- **EXERCISE DATA**:
******

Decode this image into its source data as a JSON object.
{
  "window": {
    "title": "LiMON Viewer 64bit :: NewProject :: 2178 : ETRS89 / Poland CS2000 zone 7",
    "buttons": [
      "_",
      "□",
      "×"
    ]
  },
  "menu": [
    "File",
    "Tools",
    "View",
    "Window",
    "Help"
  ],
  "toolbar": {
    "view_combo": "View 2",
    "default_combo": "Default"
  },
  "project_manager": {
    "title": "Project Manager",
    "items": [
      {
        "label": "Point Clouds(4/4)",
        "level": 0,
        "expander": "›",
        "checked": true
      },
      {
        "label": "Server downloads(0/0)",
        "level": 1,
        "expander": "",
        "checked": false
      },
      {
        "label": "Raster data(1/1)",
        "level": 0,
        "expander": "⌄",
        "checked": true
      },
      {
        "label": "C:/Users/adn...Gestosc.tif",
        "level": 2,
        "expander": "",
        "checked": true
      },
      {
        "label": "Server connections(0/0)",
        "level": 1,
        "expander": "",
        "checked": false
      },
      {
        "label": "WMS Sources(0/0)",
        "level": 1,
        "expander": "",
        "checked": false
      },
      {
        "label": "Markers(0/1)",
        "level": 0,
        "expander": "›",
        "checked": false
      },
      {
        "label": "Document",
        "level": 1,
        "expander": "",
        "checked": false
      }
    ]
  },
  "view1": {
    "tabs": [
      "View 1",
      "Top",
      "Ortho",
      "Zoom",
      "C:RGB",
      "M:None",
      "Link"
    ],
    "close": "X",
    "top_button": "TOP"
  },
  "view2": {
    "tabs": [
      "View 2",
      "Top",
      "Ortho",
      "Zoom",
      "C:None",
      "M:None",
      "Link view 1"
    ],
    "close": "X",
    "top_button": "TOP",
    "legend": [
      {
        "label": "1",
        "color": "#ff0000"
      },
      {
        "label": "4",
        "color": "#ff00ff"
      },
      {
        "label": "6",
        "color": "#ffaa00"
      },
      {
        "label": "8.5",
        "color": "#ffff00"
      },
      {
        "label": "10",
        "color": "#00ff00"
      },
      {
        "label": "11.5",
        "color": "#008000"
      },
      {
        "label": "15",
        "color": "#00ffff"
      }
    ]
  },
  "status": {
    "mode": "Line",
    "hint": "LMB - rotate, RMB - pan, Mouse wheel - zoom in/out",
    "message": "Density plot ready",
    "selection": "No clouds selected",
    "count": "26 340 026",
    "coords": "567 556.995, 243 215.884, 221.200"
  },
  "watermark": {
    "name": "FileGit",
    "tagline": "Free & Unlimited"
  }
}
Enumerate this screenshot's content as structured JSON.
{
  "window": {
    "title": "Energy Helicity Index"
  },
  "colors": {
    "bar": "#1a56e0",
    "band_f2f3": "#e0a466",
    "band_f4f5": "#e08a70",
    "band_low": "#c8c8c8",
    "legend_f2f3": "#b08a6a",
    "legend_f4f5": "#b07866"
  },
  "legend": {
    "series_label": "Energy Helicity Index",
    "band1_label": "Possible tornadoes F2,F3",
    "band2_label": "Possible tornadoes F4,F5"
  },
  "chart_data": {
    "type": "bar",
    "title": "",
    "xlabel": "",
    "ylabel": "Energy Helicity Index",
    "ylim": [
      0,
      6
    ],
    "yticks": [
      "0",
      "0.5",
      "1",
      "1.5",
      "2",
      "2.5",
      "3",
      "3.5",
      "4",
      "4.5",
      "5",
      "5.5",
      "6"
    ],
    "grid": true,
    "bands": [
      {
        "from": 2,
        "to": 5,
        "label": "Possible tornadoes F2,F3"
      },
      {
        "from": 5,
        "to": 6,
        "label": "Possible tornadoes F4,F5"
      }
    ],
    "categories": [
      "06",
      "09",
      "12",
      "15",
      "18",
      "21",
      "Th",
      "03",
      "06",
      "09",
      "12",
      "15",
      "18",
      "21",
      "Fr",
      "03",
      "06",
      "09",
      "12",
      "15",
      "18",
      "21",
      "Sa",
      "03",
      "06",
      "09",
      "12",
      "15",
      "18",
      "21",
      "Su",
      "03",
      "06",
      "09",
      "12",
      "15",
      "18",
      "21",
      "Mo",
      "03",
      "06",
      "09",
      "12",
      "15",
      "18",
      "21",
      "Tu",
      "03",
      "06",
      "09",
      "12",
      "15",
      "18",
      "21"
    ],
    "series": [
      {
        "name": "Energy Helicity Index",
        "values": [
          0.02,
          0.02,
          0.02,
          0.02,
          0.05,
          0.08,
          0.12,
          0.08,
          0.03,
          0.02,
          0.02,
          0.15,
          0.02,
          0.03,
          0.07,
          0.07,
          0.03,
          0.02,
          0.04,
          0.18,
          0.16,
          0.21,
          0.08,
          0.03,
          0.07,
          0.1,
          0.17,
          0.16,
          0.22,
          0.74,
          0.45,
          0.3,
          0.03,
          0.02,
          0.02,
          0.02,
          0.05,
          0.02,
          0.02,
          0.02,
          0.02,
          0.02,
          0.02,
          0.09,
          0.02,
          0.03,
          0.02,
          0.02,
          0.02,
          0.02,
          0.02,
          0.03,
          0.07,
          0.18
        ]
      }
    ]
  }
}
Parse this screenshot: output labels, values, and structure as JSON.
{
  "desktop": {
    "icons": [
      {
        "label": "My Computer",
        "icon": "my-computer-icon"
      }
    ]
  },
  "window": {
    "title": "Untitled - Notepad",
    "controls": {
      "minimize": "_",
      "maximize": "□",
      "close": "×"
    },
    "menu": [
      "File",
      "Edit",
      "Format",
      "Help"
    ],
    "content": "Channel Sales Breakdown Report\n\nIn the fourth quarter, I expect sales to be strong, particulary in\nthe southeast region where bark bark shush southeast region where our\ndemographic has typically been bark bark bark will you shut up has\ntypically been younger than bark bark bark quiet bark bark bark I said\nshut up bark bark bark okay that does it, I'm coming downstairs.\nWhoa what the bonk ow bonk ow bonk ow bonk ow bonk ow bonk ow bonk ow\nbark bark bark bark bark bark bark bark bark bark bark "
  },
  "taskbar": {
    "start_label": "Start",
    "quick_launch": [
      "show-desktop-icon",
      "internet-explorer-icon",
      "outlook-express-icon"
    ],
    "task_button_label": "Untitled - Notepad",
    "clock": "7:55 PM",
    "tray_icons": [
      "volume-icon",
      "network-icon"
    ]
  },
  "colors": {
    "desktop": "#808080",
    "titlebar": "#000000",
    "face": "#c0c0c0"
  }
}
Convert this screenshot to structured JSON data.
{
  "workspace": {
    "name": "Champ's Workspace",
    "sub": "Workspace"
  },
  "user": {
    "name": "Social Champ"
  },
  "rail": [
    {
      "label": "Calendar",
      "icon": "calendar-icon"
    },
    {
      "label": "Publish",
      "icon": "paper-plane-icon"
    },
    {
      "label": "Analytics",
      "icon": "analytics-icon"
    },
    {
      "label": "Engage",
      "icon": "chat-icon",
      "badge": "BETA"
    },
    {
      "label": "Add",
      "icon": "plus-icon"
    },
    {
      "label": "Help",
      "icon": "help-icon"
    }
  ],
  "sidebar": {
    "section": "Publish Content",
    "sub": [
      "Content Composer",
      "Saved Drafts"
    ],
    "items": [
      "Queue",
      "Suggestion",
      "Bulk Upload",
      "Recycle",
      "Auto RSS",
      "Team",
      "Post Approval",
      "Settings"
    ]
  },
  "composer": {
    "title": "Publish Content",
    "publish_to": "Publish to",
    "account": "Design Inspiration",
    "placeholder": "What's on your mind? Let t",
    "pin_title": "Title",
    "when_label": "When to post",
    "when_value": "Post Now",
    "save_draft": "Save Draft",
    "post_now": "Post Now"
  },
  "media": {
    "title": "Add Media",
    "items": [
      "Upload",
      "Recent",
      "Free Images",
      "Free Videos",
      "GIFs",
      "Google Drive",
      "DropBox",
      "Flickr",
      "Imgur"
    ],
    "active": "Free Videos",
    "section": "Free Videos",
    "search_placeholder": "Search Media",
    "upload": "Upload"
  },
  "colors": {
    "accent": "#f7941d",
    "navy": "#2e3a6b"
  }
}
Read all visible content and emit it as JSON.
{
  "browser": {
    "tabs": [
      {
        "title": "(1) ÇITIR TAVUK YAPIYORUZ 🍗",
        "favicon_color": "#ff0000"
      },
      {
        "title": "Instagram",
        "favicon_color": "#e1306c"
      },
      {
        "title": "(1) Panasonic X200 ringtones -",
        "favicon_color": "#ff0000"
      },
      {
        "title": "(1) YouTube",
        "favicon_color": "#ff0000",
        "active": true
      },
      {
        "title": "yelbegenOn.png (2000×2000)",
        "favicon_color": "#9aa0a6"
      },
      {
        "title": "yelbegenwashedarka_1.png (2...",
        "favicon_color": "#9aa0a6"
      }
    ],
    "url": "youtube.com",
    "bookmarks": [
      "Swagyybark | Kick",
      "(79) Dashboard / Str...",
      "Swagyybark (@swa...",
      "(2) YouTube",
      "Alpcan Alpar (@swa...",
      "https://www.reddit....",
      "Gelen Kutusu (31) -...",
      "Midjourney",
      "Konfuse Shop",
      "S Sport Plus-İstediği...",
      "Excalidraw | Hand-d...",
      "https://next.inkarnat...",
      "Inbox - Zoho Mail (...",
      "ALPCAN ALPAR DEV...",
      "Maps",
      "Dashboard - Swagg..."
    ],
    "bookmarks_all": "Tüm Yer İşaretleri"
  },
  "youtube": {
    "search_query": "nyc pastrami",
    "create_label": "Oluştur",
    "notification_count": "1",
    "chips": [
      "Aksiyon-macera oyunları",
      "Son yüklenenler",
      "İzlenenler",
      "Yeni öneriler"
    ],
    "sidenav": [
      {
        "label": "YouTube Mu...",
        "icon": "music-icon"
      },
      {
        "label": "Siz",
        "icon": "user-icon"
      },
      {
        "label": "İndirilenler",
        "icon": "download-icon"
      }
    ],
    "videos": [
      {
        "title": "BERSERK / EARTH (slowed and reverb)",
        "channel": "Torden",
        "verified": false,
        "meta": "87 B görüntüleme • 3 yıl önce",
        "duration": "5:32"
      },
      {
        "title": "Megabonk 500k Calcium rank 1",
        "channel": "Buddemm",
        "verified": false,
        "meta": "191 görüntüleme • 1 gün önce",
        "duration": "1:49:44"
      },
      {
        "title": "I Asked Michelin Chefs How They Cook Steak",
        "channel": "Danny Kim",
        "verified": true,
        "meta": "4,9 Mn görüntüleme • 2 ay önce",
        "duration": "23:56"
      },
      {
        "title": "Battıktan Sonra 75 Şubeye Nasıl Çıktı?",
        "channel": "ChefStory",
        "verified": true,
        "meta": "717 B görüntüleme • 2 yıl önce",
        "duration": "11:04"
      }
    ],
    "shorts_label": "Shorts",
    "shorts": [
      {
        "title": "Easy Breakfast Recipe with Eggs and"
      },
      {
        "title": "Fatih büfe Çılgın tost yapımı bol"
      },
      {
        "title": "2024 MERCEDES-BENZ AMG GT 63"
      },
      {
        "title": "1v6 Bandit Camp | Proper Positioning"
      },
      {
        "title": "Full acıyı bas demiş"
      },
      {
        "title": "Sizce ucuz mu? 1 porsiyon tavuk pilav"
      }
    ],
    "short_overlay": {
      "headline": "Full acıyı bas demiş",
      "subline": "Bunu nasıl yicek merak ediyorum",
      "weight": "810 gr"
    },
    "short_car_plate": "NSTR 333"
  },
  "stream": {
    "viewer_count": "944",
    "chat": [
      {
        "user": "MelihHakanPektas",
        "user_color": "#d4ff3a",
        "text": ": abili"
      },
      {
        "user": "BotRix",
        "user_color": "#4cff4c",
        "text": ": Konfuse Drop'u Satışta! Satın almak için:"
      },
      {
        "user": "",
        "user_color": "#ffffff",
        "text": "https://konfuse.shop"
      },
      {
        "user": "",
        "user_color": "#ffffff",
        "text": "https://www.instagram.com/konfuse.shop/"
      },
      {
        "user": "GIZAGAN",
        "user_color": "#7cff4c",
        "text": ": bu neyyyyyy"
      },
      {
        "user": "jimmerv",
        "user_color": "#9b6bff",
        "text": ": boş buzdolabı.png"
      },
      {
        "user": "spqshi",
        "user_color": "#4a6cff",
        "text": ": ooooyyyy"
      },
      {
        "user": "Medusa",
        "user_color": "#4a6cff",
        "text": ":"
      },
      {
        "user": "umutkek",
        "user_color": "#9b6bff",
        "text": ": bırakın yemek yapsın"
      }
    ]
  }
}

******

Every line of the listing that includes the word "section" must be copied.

    "section": "Publish Content",
    "section": "Free Videos",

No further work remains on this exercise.